The national Federation organization should have one visionary and strategic goal. If they believe, as we do, that there is still merit and value in a Jewish Federation, then a national conversation about the future of our Jewish organizational enterprise should begin in earnest. Launching such a conversation requires bold and courageous leadership willing to acknowledge the decline of the Federation system while challenging community leaders to rise to the occasion. Cheerleading is great but will fail if it’s only rhetoric. Grand ideas are important but will never materialize if the organization has no capacity to implement. Annual showcase gatherings (i.e., the Jewish Federations General Assembly) are essential but not if a relative few show up.
We believe that the current over-embellished agenda of the Jewish Federations of North America should be set aside – whatever it is and whatever its component parts. For the next twelve months or more, the leadership should have one focus. They should deploy their collective resources, inside and outside of the organization, to hold a national conversation on the future of the system. It should not be a sales show. It should not be a public relations extravaganza. It should not be a salute to its past. It should be a robust, “all ideas welcome” discussion about “what’s next”. A far-sighted and actionable plan should be the goal and we should recognize the value of a changed, refocused collective for the American Jewish community.

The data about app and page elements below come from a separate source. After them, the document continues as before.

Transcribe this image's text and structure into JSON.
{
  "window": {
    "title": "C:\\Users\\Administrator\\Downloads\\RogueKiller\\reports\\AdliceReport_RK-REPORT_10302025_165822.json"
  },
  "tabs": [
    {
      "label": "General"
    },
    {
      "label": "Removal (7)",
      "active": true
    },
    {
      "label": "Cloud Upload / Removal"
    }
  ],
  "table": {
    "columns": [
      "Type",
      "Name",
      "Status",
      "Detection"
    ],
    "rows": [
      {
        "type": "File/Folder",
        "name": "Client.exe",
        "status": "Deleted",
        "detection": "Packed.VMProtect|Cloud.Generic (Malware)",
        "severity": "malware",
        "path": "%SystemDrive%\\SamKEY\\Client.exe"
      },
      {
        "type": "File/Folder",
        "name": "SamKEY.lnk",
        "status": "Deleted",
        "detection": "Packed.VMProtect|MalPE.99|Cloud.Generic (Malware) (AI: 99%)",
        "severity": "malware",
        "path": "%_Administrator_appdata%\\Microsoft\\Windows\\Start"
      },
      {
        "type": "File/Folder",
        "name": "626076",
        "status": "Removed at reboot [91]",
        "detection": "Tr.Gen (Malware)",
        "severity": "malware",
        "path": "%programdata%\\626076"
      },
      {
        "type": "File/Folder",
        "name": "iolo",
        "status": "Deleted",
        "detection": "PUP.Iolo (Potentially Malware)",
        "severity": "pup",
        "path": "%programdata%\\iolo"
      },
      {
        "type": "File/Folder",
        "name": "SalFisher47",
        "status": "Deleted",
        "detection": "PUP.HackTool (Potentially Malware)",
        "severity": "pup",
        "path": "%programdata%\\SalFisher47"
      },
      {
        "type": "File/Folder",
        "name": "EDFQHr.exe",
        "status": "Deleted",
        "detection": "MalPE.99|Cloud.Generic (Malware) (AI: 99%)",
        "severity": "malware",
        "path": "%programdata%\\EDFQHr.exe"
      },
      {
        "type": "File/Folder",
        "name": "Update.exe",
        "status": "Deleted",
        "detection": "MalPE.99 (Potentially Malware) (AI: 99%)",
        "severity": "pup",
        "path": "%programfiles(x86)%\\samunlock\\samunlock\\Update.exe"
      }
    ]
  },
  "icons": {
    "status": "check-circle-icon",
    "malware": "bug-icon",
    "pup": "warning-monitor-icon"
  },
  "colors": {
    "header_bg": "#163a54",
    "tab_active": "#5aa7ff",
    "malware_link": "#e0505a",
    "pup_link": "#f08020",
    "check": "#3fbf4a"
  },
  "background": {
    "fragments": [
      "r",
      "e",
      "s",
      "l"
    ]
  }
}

With ample time to plan and transform a traditional agenda, the 2015 General Assembly would be an excellent platform to launch this national conversation.
The national conversation should focus on three elements
- What is the future of the Jewish Federations and its collective system?
- How do we redefine the relationship between the State of Israel and the Diaspora so that we move beyond viewing Israel through a 1960s lens?
- What are the key requirements of a national Jewish Federation organization and how should it serve its constituent members?
Some would argue that this conversation occurred some fifteen years ago leading to the merger of the Council of Jewish Federations and the United Jewish Appeal. We would argue otherwise. That merger was predicated on saving money. Our idea is predicated on saving the precious legacy of the Jewish Federation – if we all believe it should be saved. We believe it should and must.
Denis Braham is the Chairman of the Board and Lee Wunsch is the President & Chief Executive Officer of the Jewish Federation of Greater Houston.